Firejail is a SUID security sandbox program that reduces the risk of security breaches by restricting the running environment of untrusted applications using Linux namespaces. It allows a process and all its descendants to have their own private view of the globally shared kernel resources, such as the network stack, process table, mount table.
Firejail can sandbox any type of processes: servers, graphical applications, and even user login sessions. Written in C with virtually no dependencies, it should work on any Linux computer with a 3.x kernel version.
The download page provides:
- source code (./configure && make && sudo make install)
- .deb packages for Debian/Ubuntu/Mint (dpkg -i firejail.deb)
- .rpm packages for OpenSUSE/Fedora/Centos7(rpm -i firejail.rpm)
An Arch Linux package is also available in AUR.
Moving Dropbox in the new home directory
Dropbox software consists of three directories placed in user home: .dropbox, Dropbox, and .dropbox-dist. I kill the running instance of Dropbox, create the new home directory (mybox), and I move the three directories there:
$ cd ~ $ pkill dropbox $ mkdir mybox $ mv .dropbox mybox/. $ mv Dropbox mybox/. $ mv .dropbox-dist mybox/.
I also create a symbolic link to ~/mybox/Dropbox:
$ ln -s mybox/Dropbox Dropbox

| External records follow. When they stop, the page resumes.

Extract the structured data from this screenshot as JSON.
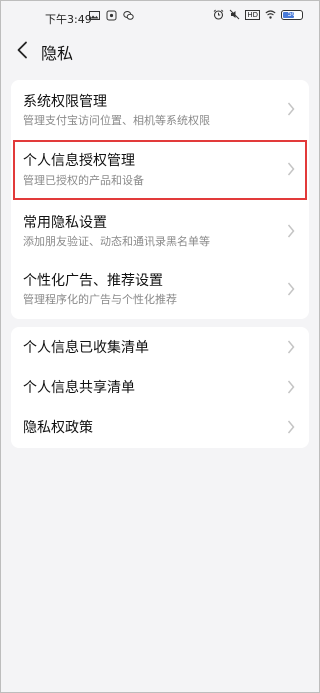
{
  "status_bar": {
    "time": "下午3:49",
    "left_icons": [
      "image-icon",
      "app-icon",
      "wechat-icon"
    ],
    "right_icons": [
      "alarm-icon",
      "silent-icon",
      "hd-icon",
      "wifi-icon",
      "battery-icon"
    ],
    "hd_label": "HD",
    "battery_percent": "50"
  },
  "header": {
    "title": "隐私"
  },
  "section1": {
    "items": [
      {
        "title": "系统权限管理",
        "subtitle": "管理支付宝访问位置、相机等系统权限"
      },
      {
        "title": "个人信息授权管理",
        "subtitle": "管理已授权的产品和设备"
      },
      {
        "title": "常用隐私设置",
        "subtitle": "添加朋友验证、动态和通讯录黑名单等"
      },
      {
        "title": "个性化广告、推荐设置",
        "subtitle": "管理程序化的广告与个性化推荐"
      }
    ]
  },
  "section2": {
    "items": [
      {
        "title": "个人信息已收集清单"
      },
      {
        "title": "个人信息共享清单"
      },
      {
        "title": "隐私权政策"
      }
    ]
  },
  "colors": {
    "background": "#f4f4f6",
    "card": "#ffffff",
    "highlight": "#e23a3a",
    "battery": "#4a7bd8"
  }
}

The last step is to change the autostart entry. For this, I open ~/.config/autostart/dropbox.desktop in a text editor and modify Exec line as follows:
Exec=firejail --private=~/mybox "dropbox start -i && sleep inf"

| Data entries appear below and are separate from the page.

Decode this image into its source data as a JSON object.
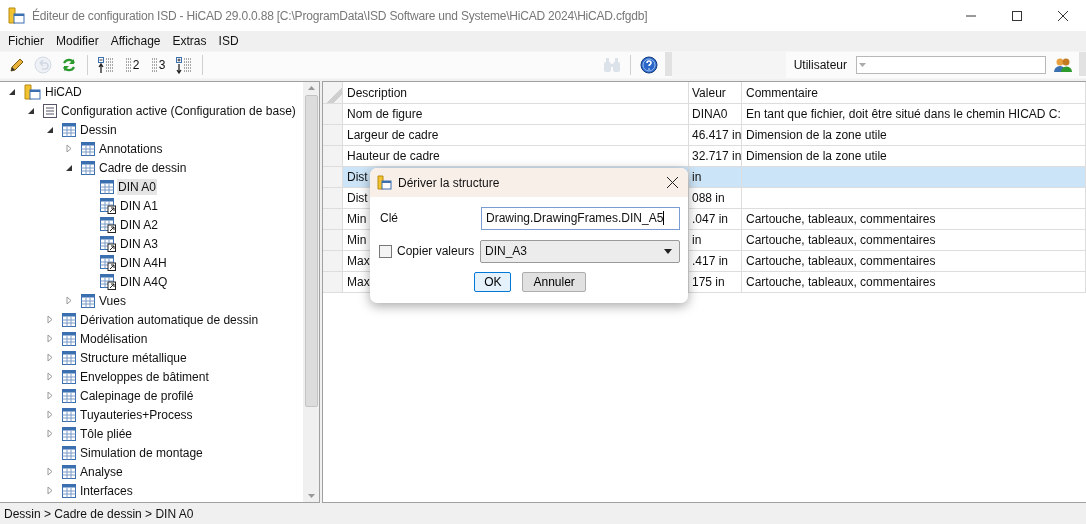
{
  "window": {
    "title": "Éditeur de configuration ISD  - HiCAD 29.0.0.88 [C:\\ProgramData\\ISD Software und Systeme\\HiCAD 2024\\HiCAD.cfgdb]"
  },
  "menu": [
    "Fichier",
    "Modifier",
    "Affichage",
    "Extras",
    "ISD"
  ],
  "toolbar": [
    {
      "kind": "pencil",
      "disabled": false
    },
    {
      "kind": "undo",
      "disabled": true
    },
    {
      "kind": "refresh",
      "disabled": false
    },
    {
      "kind": "collapse",
      "disabled": false
    },
    {
      "kind": "level",
      "label": "2",
      "disabled": false
    },
    {
      "kind": "level",
      "label": "3",
      "disabled": false
    },
    {
      "kind": "expand",
      "disabled": false
    }
  ],
  "toolbar_right": [
    {
      "kind": "find",
      "disabled": true
    },
    {
      "kind": "help",
      "disabled": false
    }
  ],
  "user": {
    "label": "Utilisateur"
  },
  "tree": [
    {
      "label": "HiCAD",
      "kind": "folder",
      "expanded": true,
      "selected": false,
      "children": [
        {
          "label": "Configuration active (Configuration de base)",
          "kind": "list",
          "expanded": true,
          "selected": false,
          "children": [
            {
              "label": "Dessin",
              "kind": "table",
              "expanded": true,
              "selected": false,
              "children": [
                {
                  "label": "Annotations",
                  "kind": "table",
                  "expanded": false,
                  "selected": false
                },
                {
                  "label": "Cadre de dessin",
                  "kind": "table",
                  "expanded": true,
                  "selected": false,
                  "children": [
                    {
                      "label": "DIN A0",
                      "kind": "table",
                      "selected": true
                    },
                    {
                      "label": "DIN A1",
                      "kind": "link",
                      "selected": false
                    },
                    {
                      "label": "DIN A2",
                      "kind": "link",
                      "selected": false
                    },
                    {
                      "label": "DIN A3",
                      "kind": "link",
                      "selected": false
                    },
                    {
                      "label": "DIN A4H",
                      "kind": "link",
                      "selected": false
                    },
                    {
                      "label": "DIN A4Q",
                      "kind": "link",
                      "selected": false
                    }
                  ]
                },
                {
                  "label": "Vues",
                  "kind": "table",
                  "expanded": false,
                  "selected": false
                }
              ]
            },
            {
              "label": "Dérivation automatique de dessin",
              "kind": "table",
              "expanded": false,
              "selected": false
            },
            {
              "label": "Modélisation",
              "kind": "table",
              "expanded": false,
              "selected": false
            },
            {
              "label": "Structure métallique",
              "kind": "table",
              "expanded": false,
              "selected": false
            },
            {
              "label": "Enveloppes de bâtiment",
              "kind": "table",
              "expanded": false,
              "selected": false
            },
            {
              "label": "Calepinage de profilé",
              "kind": "table",
              "expanded": false,
              "selected": false
            },
            {
              "label": "Tuyauteries+Process",
              "kind": "table",
              "expanded": false,
              "selected": false
            },
            {
              "label": "Tôle pliée",
              "kind": "table",
              "expanded": false,
              "selected": false
            },
            {
              "label": "Simulation de montage",
              "kind": "table",
              "selected": false
            },
            {
              "label": "Analyse",
              "kind": "table",
              "expanded": false,
              "selected": false
            },
            {
              "label": "Interfaces",
              "kind": "table",
              "expanded": false,
              "selected": false
            }
          ]
        }
      ]
    }
  ],
  "table": {
    "columns": [
      "Description",
      "Valeur",
      "Commentaire"
    ],
    "rows": [
      {
        "cells": [
          "Nom de figure",
          "DINA0",
          "En tant que fichier, doit être situé dans le chemin HICAD C:"
        ],
        "selected": false
      },
      {
        "cells": [
          "Largeur de cadre",
          "46.417 in",
          "Dimension de la zone utile"
        ],
        "selected": false
      },
      {
        "cells": [
          "Hauteur de cadre",
          "32.717 in",
          "Dimension de la zone utile"
        ],
        "selected": false
      },
      {
        "cells": [
          "Dist",
          "in",
          ""
        ],
        "selected": true
      },
      {
        "cells": [
          "Dist",
          "088 in",
          ""
        ],
        "selected": false
      },
      {
        "cells": [
          "Min",
          ".047 in",
          "Cartouche, tableaux, commentaires"
        ],
        "selected": false
      },
      {
        "cells": [
          "Min",
          "in",
          "Cartouche, tableaux, commentaires"
        ],
        "selected": false
      },
      {
        "cells": [
          "Max",
          ".417 in",
          "Cartouche, tableaux, commentaires"
        ],
        "selected": false
      },
      {
        "cells": [
          "Max",
          "175 in",
          "Cartouche, tableaux, commentaires"
        ],
        "selected": false
      }
    ]
  },
  "dialog": {
    "title": "Dériver la structure",
    "key_label": "Clé",
    "key_value": "Drawing.DrawingFrames.DIN_A5",
    "copy_label": "Copier valeurs",
    "copy_checked": false,
    "copy_source": "DIN_A3",
    "ok": "OK",
    "cancel": "Annuler"
  },
  "status_bar": "Dessin > Cadre de dessin > DIN A0"
}
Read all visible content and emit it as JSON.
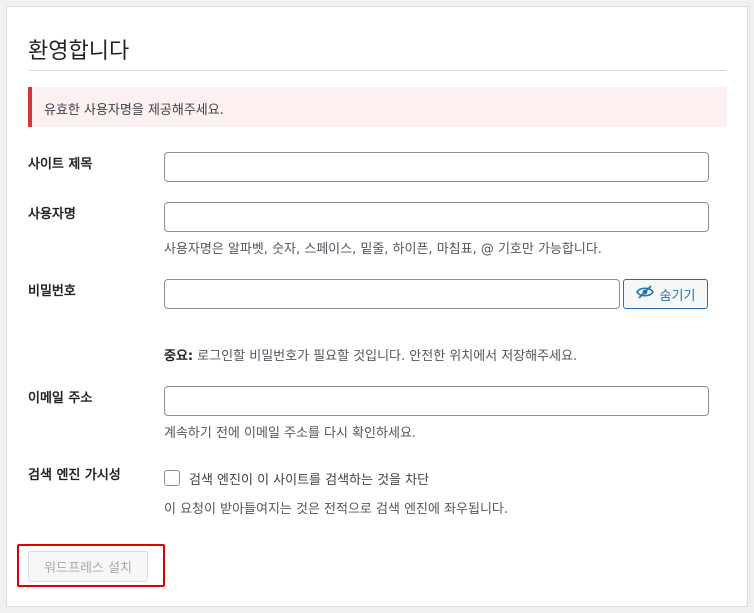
{
  "page": {
    "title": "환영합니다",
    "notice": "유효한 사용자명을 제공해주세요."
  },
  "form": {
    "site_title": {
      "label": "사이트 제목",
      "value": ""
    },
    "username": {
      "label": "사용자명",
      "value": "",
      "description": "사용자명은 알파벳, 숫자, 스페이스, 밑줄, 하이픈, 마침표, @ 기호만 가능합니다."
    },
    "password": {
      "label": "비밀번호",
      "value": "",
      "hide_label": "숨기기",
      "important_prefix": "중요:",
      "important_text": " 로그인할 비밀번호가 필요할 것입니다. 안전한 위치에서 저장해주세요."
    },
    "email": {
      "label": "이메일 주소",
      "value": "",
      "description": "계속하기 전에 이메일 주소를 다시 확인하세요."
    },
    "search_visibility": {
      "label": "검색 엔진 가시성",
      "checkbox_label": "검색 엔진이 이 사이트를 검색하는 것을 차단",
      "checked": false,
      "description": "이 요청이 받아들여지는 것은 전적으로 검색 엔진에 좌우됩니다."
    }
  },
  "actions": {
    "install_label": "워드프레스 설치"
  },
  "colors": {
    "accent": "#2271b1",
    "error": "#d63638",
    "highlight": "#e00000"
  }
}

Next computer restart or user login, Dropbox software will start automatically in sandbox with /home/user/mybox as home directory. Personal files in your actual home directory will not be accessible to Dropbox process.
Starting Dopbox manually

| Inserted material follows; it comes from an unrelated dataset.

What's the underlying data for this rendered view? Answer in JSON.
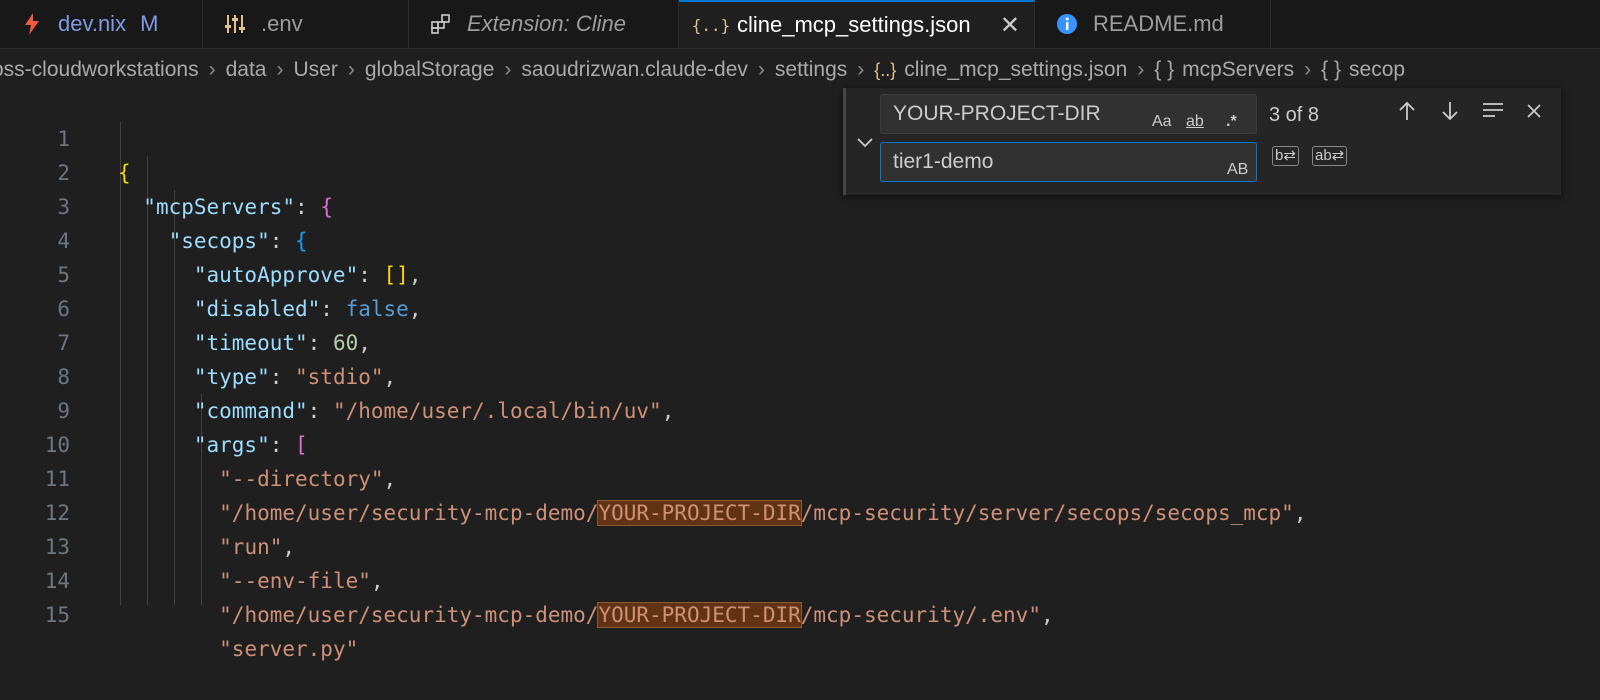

You can add a start icon on your desktop:
$ cp ~/.config/autostart/dropbox.desktop ~/Desktop/.
or you can start Dropbox from a terminal:
$ firejail --private=~/mybox "dropbox start -i && sleep inf"
Verifying Dropbox is running
To check if Dropbox is running, use firejail –tree. This will list all the processes running in the sandbox:
1549 is the process id (PID) of the sandbox. You can use this PID value to join the sandbox.
Auditing the sandbox
To do a quick audit, log into the sandbox using firejail –join. Pass the process id of the sandbox (1549) as a parameter to –join option. This opens a regular bash session inside the sandbox. The session has the same restricted view of the system as dropbox process.
The user home directory inside the sandbox has only dropbox files and configuration (ls -al). The process space (ps aux) is restricted to dropbox processes. Some system directories are empty, others are read-only. Seccomp and Linux capabilities filters restrict kernel’s attack surface. All SUID binaries such su and sudo are disabled inside the sandbox.
For more information about Firejail, visit the project page.